• RECORDS:

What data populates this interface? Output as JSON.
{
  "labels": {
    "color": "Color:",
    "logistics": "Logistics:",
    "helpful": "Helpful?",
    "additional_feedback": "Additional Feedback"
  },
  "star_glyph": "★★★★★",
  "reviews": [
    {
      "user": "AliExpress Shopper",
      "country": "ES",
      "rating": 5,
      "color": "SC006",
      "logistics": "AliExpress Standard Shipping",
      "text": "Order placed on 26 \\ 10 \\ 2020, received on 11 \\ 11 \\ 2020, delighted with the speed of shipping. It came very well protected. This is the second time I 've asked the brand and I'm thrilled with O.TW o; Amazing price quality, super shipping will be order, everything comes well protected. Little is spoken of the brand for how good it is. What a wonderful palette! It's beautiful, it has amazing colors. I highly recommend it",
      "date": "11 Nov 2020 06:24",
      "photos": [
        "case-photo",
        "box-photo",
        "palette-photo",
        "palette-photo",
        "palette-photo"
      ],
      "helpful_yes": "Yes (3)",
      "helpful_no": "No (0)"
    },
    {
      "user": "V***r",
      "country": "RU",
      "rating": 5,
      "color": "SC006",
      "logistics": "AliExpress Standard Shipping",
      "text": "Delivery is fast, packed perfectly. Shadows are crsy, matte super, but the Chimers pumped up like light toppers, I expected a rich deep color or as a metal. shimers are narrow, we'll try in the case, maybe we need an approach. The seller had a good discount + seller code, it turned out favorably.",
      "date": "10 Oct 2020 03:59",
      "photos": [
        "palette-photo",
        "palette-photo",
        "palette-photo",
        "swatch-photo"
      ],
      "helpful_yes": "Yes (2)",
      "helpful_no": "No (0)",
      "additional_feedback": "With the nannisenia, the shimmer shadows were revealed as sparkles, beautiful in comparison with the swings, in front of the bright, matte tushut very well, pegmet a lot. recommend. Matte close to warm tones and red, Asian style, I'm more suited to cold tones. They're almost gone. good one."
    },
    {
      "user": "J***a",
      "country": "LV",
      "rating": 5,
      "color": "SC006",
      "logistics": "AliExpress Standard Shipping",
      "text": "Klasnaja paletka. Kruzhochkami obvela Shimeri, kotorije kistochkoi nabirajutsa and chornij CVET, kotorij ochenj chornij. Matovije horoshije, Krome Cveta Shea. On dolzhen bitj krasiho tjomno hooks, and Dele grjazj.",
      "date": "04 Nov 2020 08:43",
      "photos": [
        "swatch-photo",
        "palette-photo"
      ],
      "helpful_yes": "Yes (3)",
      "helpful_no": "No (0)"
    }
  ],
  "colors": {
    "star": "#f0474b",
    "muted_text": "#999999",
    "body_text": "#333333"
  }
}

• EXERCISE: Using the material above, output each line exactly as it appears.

• SOLVED PROBLEM:
What data populates this interface? Output as JSON.
{
  "labels": {
    "color": "Color:",
    "logistics": "Logistics:",
    "helpful": "Helpful?",
    "additional_feedback": "Additional Feedback"
  },
  "star_glyph": "★★★★★",
  "reviews": [
    {
      "user": "AliExpress Shopper",
      "country": "ES",
      "rating": 5,
      "color": "SC006",
      "logistics": "AliExpress Standard Shipping",
      "text": "Order placed on 26 \\ 10 \\ 2020, received on 11 \\ 11 \\ 2020, delighted with the speed of shipping. It came very well protected. This is the second time I 've asked the brand and I'm thrilled with O.TW o; Amazing price quality, super shipping will be order, everything comes well protected. Little is spoken of the brand for how good it is. What a wonderful palette! It's beautiful, it has amazing colors. I highly recommend it",
      "date": "11 Nov 2020 06:24",
      "photos": [
        "case-photo",
        "box-photo",
        "palette-photo",
        "palette-photo",
        "palette-photo"
      ],
      "helpful_yes": "Yes (3)",
      "helpful_no": "No (0)"
    },
    {
      "user": "V***r",
      "country": "RU",
      "rating": 5,
      "color": "SC006",
      "logistics": "AliExpress Standard Shipping",
      "text": "Delivery is fast, packed perfectly. Shadows are crsy, matte super, but the Chimers pumped up like light toppers, I expected a rich deep color or as a metal. shimers are narrow, we'll try in the case, maybe we need an approach. The seller had a good discount + seller code, it turned out favorably.",
      "date": "10 Oct 2020 03:59",
      "photos": [
        "palette-photo",
        "palette-photo",
        "palette-photo",
        "swatch-photo"
      ],
      "helpful_yes": "Yes (2)",
      "helpful_no": "No (0)",
      "additional_feedback": "With the nannisenia, the shimmer shadows were revealed as sparkles, beautiful in comparison with the swings, in front of the bright, matte tushut very well, pegmet a lot. recommend. Matte close to warm tones and red, Asian style, I'm more suited to cold tones. They're almost gone. good one."
    },
    {
      "user": "J***a",
      "country": "LV",
      "rating": 5,
      "color": "SC006",
      "logistics": "AliExpress Standard Shipping",
      "text": "Klasnaja paletka. Kruzhochkami obvela Shimeri, kotorije kistochkoi nabirajutsa and chornij CVET, kotorij ochenj chornij. Matovije horoshije, Krome Cveta Shea. On dolzhen bitj krasiho tjomno hooks, and Dele grjazj.",
      "date": "04 Nov 2020 08:43",
      "photos": [
        "swatch-photo",
        "palette-photo"
      ],
      "helpful_yes": "Yes (3)",
      "helpful_no": "No (0)"
    }
  ],
  "colors": {
    "star": "#f0474b",
    "muted_text": "#999999",
    "body_text": "#333333"
  }
}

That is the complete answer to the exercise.